In 1771, 20 years before the Bill of Rights containing the First Amendment was ratified, the State of Virginia jailed 50 Baptist worshipers for preaching the Gospel contrary to the Anglican Book of Common Prayer.
“… or abridging the freedom of speech, …”
In 1735, New York publisher John Peter Zenger was tried for libel after publishing criticism of the Royal Governor of New York.
“… or of the press; …”
Seven years after the passage of the First Amendment in 1791, newspaper editor Benjamin Franklin Bache, the grandson of Benjamin Franklin, was arrested under the Sedition Act for “libeling” President John Adams.
“ … or the right of the people peaceably to assemble, …”
In the 1950s, police in several Southern states used fire hoses, dogs and clubs to break up peaceful Civil Rights marches.
“… and to petition the Government for a redress of grievances.”
In 1919, the U.S. Supreme Court upheld the conviction of Terre Haute-born socialist and presidential candidate Eugene V. Debs under the Espionage Act for making speeches opposing World War I.
Students at all levels should be exposed to the 45-word First Amendment, not as an exercise of rote memory, but as a starting point for discussions on topics such as religious tolerance; checks and balances on government power; the impact speech can have at the personal and national level; and civic engagement and the danger inherent when people fail to get involved either at the local, state or national level.
Steve Key’s examples of freedom infringements of the past are in stark contrast to what we experience today.
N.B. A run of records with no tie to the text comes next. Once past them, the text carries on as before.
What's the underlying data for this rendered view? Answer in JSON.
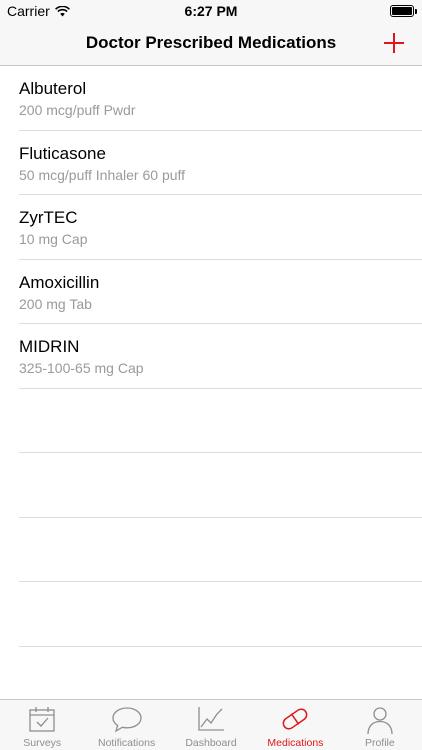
{
  "status_bar": {
    "carrier": "Carrier",
    "time": "6:27 PM"
  },
  "nav": {
    "title": "Doctor Prescribed Medications",
    "add_icon": "plus-icon"
  },
  "medications": [
    {
      "name": "Albuterol",
      "dose": "200 mcg/puff Pwdr"
    },
    {
      "name": "Fluticasone",
      "dose": "50 mcg/puff Inhaler 60 puff"
    },
    {
      "name": "ZyrTEC",
      "dose": "10 mg Cap"
    },
    {
      "name": "Amoxicillin",
      "dose": "200 mg Tab"
    },
    {
      "name": "MIDRIN",
      "dose": "325-100-65 mg Cap"
    }
  ],
  "tabs": [
    {
      "label": "Surveys",
      "icon": "calendar-icon",
      "active": false
    },
    {
      "label": "Notifications",
      "icon": "speech-bubble-icon",
      "active": false
    },
    {
      "label": "Dashboard",
      "icon": "line-chart-icon",
      "active": false
    },
    {
      "label": "Medications",
      "icon": "pill-icon",
      "active": true
    },
    {
      "label": "Profile",
      "icon": "person-icon",
      "active": false
    }
  ],
  "colors": {
    "accent": "#e0161b",
    "inactive": "#8e8e93",
    "bar_background": "#f7f7f7",
    "separator": "#dcdcdf"
  }
}
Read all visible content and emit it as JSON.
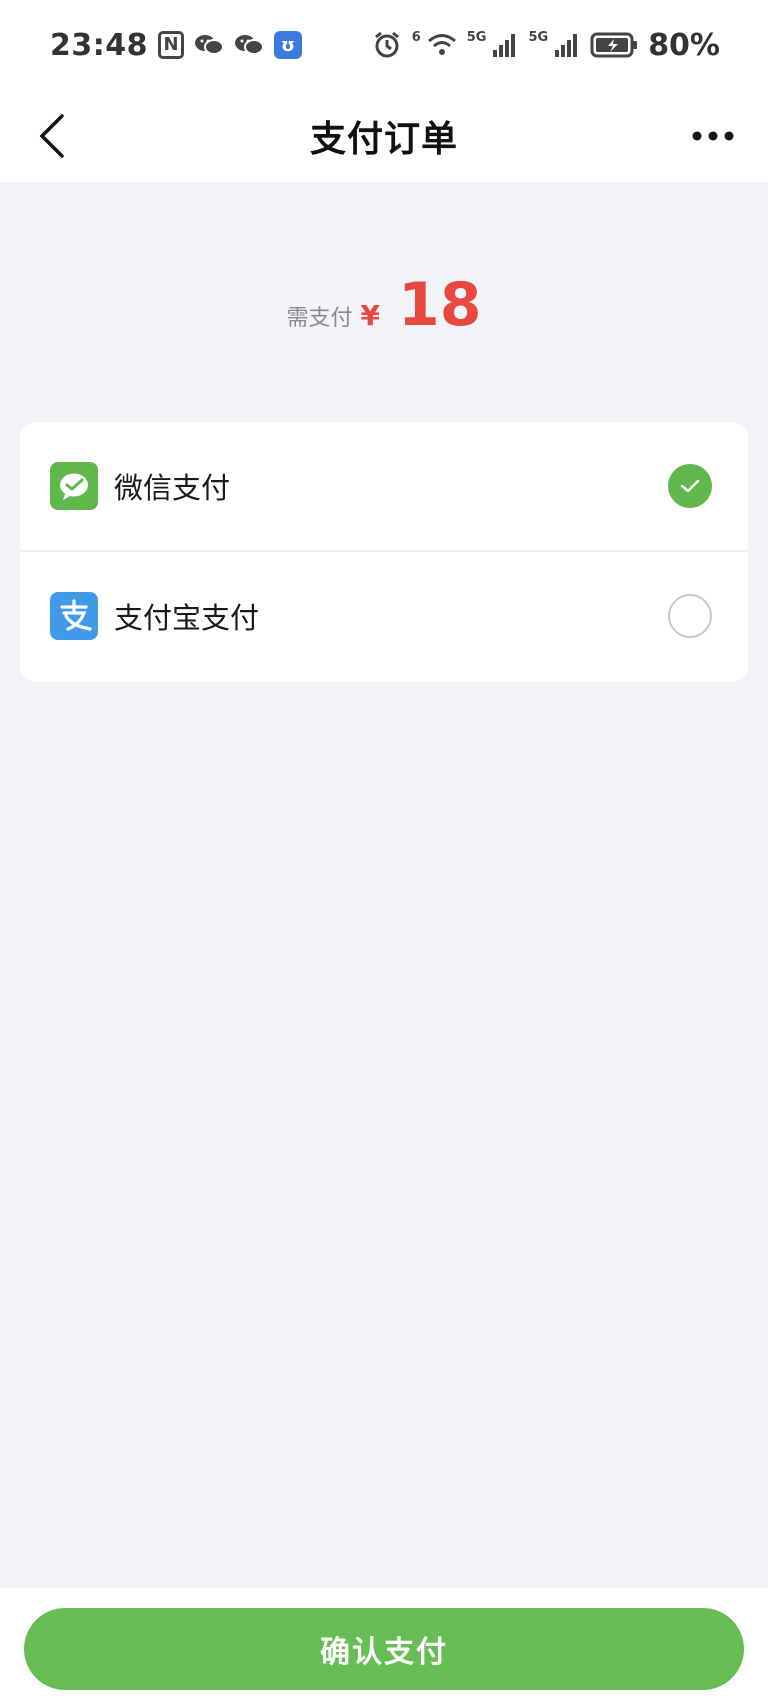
{
  "status_bar": {
    "time": "23:48",
    "battery": "80%",
    "signal_label_1": "5G",
    "signal_label_2": "5G",
    "wifi_label": "6",
    "icons": [
      "nfc-icon",
      "wechat-icon",
      "wechat-icon",
      "app-badge-icon",
      "alarm-icon",
      "wifi-icon",
      "signal-5g-icon",
      "signal-5g-icon",
      "battery-charging-icon"
    ]
  },
  "nav": {
    "title": "支付订单",
    "back_icon": "chevron-left-icon",
    "more_icon": "more-dots-icon"
  },
  "payment": {
    "label": "需支付",
    "currency": "¥",
    "amount": "18"
  },
  "methods": [
    {
      "label": "微信支付",
      "icon": "wechat-pay-icon",
      "selected": true
    },
    {
      "label": "支付宝支付",
      "icon": "alipay-icon",
      "selected": false
    }
  ],
  "footer": {
    "confirm_label": "确认支付"
  },
  "colors": {
    "accent_green": "#66bd54",
    "price_red": "#e8483f",
    "alipay_blue": "#3f9be7",
    "background": "#f3f4f8"
  }
}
Freedom of religion? How many different religious organizations with unique belief systems can you find in Indianapolis today? 90? 100? Maybe more.
Freedom of speech? Have you heard anyone criticize the government lately without retribution? You bet—on a daily basis.
Freedom of the press? Nearly 200 Indiana newspapers are published each week. They contain stories, editorials or letters to the editor critical of local, state or national governmental agencies or elected officials.
Freedom to peaceably assemble? Freedom to petition the government for a redress of grievances? Have you heard of “right to work,” RFRA, or any number of other issues that were aired in a very public way and the subject of huge protests?
Yet, even with all the protections in place, our First Amendment freedoms are under constant attack today. All you have to do is watch the national news and you’ll find a seemingly unending assault on our freedoms. The fact is, we all need to stand up and do a better job of defending them. If we don’t, they’ll be gone.
Even with some erosion of our freedoms, we are still extremely fortunate to live in this great country. So let’s try to appreciate and defend when necessary the blanket of freedoms the First Amendment provides.
I hope you have a fun and safe Independence Day weekend. Thanks for reading IBJ.•
Morris is publisher of IBJ. His column appears every other week. To comment on this column, send e-mail to firstname.lastname@example.org.